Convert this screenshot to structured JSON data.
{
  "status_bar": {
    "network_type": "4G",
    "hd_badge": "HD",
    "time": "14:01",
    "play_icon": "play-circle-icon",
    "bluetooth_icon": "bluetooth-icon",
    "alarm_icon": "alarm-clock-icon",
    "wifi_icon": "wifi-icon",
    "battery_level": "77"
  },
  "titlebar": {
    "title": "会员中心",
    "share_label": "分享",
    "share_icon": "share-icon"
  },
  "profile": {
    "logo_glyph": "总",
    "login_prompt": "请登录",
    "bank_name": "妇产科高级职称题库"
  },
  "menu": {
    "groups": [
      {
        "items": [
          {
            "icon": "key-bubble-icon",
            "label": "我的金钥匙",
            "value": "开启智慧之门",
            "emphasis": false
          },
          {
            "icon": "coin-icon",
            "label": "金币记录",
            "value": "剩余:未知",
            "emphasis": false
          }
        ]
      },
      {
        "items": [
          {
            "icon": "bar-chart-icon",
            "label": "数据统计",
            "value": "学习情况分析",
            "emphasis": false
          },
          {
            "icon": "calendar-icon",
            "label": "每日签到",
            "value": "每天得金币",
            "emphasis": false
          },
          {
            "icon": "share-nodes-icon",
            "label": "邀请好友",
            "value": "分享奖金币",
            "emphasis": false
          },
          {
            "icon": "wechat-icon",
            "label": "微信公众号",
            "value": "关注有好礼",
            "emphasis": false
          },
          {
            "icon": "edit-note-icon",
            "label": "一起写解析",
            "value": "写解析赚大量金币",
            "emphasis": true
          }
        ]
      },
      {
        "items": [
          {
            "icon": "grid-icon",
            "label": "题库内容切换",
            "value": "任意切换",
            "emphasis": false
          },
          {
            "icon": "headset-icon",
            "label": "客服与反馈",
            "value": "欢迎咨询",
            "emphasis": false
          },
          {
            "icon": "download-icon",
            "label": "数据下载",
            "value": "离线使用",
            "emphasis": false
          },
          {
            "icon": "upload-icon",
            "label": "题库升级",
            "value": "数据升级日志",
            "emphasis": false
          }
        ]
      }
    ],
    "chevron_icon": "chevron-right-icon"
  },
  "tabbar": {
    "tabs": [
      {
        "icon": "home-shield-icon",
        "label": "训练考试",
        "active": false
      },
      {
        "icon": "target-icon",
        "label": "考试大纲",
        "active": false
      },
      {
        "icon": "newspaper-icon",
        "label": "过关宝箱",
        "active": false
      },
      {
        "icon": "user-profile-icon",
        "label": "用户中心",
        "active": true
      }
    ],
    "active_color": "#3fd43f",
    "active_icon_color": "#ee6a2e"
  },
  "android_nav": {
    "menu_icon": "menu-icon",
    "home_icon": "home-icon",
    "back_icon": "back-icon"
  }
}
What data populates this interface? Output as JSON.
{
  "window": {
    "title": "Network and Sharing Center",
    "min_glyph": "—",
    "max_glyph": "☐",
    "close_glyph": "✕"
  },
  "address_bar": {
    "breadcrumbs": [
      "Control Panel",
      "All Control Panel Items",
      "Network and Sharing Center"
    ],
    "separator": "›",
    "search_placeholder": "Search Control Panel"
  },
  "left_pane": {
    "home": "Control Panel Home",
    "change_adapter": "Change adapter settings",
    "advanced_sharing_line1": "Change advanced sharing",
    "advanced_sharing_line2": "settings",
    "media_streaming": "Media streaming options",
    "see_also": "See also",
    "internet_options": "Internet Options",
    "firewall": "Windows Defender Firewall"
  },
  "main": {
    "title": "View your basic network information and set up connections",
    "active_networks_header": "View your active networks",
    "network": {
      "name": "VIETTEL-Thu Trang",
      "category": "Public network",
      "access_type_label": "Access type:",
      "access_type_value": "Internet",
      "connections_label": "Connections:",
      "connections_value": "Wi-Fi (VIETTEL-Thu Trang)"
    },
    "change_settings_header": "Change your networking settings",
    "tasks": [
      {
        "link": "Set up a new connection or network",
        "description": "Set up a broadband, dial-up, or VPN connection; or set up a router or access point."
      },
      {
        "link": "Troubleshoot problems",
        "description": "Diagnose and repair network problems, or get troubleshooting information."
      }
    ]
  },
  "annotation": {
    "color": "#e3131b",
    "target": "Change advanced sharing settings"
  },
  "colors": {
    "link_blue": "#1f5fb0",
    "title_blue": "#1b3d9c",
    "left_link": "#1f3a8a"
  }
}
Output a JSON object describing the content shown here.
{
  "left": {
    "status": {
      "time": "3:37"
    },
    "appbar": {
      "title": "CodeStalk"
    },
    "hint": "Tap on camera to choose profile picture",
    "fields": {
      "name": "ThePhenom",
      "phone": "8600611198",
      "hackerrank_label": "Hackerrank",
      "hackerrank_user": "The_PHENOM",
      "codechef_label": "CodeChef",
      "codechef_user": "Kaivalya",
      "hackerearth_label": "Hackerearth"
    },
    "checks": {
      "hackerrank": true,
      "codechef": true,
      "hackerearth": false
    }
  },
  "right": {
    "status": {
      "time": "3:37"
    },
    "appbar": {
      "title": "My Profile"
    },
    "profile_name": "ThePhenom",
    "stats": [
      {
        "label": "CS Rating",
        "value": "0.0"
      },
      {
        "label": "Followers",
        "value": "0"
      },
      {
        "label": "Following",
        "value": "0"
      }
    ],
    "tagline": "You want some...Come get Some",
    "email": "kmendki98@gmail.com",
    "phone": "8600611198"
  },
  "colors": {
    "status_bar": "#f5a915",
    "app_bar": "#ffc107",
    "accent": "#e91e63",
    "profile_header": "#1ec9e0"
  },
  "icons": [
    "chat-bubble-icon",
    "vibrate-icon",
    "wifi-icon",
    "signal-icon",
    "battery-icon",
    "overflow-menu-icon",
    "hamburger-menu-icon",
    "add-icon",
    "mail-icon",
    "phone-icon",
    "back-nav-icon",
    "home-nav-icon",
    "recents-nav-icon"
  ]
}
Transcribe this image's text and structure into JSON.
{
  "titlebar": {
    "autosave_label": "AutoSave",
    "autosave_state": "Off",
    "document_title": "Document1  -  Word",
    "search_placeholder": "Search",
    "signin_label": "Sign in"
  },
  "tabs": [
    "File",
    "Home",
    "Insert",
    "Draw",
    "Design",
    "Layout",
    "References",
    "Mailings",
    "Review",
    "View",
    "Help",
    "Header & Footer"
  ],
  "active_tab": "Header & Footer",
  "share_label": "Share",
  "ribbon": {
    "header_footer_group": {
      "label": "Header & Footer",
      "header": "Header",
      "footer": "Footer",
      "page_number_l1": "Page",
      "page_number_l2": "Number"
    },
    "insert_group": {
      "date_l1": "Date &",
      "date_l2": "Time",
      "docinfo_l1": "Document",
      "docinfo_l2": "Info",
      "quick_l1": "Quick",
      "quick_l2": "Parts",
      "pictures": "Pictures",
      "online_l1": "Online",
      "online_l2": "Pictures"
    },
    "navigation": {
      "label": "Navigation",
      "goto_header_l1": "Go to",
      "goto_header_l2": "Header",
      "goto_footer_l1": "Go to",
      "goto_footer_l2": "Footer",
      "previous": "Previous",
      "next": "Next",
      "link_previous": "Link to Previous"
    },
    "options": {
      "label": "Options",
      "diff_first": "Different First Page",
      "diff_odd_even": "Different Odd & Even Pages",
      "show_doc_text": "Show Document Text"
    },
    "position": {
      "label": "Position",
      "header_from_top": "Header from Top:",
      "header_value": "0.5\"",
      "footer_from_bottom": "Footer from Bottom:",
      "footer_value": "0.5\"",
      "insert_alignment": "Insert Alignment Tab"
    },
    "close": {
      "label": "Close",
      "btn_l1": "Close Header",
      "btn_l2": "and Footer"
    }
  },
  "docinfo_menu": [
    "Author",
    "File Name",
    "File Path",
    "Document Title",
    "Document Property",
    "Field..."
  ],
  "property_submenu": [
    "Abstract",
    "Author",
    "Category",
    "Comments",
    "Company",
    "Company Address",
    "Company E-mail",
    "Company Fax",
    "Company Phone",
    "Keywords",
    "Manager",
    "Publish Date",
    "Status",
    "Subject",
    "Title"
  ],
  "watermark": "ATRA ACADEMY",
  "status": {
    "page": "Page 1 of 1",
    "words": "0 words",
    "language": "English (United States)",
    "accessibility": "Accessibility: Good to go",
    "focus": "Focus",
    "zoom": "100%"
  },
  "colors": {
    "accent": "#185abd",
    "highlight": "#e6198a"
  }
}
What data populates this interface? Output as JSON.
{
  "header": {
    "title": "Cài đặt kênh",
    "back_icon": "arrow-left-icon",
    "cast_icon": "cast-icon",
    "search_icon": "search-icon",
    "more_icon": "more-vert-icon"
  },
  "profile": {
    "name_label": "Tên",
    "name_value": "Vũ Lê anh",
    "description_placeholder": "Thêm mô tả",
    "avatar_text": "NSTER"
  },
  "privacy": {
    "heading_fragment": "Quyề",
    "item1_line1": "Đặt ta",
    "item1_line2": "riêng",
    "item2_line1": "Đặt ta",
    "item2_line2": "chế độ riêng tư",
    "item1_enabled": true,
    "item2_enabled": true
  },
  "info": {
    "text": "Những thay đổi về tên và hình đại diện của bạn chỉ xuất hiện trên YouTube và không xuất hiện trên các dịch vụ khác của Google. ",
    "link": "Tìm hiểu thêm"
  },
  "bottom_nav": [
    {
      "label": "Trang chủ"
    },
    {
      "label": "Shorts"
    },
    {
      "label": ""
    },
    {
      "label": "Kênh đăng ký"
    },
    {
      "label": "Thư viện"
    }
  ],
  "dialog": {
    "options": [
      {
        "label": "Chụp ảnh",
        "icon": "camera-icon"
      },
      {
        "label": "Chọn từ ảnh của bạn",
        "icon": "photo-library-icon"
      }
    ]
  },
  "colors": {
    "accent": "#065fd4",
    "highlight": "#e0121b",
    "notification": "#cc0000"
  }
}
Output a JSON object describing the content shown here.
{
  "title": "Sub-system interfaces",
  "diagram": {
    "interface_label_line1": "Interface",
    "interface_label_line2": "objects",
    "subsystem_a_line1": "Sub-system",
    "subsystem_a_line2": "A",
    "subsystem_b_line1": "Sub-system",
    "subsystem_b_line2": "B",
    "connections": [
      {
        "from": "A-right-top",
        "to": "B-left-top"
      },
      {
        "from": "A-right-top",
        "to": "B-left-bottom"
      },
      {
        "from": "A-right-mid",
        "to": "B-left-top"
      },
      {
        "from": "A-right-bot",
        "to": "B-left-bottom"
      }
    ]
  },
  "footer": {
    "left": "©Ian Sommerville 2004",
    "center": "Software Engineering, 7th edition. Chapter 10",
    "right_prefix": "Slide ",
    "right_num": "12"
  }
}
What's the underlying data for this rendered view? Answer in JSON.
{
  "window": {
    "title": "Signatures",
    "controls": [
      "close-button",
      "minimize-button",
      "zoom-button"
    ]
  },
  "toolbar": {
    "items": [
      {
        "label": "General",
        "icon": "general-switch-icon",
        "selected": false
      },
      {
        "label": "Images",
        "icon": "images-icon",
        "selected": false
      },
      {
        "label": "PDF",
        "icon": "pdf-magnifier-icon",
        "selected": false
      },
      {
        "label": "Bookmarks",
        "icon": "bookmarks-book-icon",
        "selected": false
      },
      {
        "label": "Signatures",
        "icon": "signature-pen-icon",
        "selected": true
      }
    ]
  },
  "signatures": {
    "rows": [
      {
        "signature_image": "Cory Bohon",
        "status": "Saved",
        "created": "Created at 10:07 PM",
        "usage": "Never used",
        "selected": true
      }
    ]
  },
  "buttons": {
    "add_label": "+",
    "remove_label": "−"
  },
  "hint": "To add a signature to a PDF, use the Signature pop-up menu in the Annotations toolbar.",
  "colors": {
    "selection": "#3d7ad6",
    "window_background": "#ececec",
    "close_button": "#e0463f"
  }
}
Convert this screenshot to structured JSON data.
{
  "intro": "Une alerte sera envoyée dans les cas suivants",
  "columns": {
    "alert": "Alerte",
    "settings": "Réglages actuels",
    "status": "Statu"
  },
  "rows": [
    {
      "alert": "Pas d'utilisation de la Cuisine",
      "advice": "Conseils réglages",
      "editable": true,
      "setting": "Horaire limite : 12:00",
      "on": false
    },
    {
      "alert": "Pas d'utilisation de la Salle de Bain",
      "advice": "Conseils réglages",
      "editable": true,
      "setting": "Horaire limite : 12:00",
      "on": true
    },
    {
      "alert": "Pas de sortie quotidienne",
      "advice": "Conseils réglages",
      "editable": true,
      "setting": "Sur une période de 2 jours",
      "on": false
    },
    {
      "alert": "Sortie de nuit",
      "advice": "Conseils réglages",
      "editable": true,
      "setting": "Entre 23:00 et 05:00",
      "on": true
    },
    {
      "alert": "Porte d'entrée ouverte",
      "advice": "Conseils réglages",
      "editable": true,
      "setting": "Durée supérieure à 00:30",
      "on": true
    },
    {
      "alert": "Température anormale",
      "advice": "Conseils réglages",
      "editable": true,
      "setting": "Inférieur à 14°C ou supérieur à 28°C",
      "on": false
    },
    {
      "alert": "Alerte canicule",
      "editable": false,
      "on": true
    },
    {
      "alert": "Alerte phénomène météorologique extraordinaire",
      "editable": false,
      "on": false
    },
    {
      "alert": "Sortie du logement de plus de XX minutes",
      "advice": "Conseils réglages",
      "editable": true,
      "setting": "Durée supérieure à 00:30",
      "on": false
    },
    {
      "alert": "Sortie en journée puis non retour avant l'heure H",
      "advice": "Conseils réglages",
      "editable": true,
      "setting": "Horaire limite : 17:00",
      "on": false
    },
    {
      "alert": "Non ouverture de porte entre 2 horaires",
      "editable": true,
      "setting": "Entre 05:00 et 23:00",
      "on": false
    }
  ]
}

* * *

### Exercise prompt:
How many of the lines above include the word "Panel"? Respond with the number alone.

### Solved exercise:
4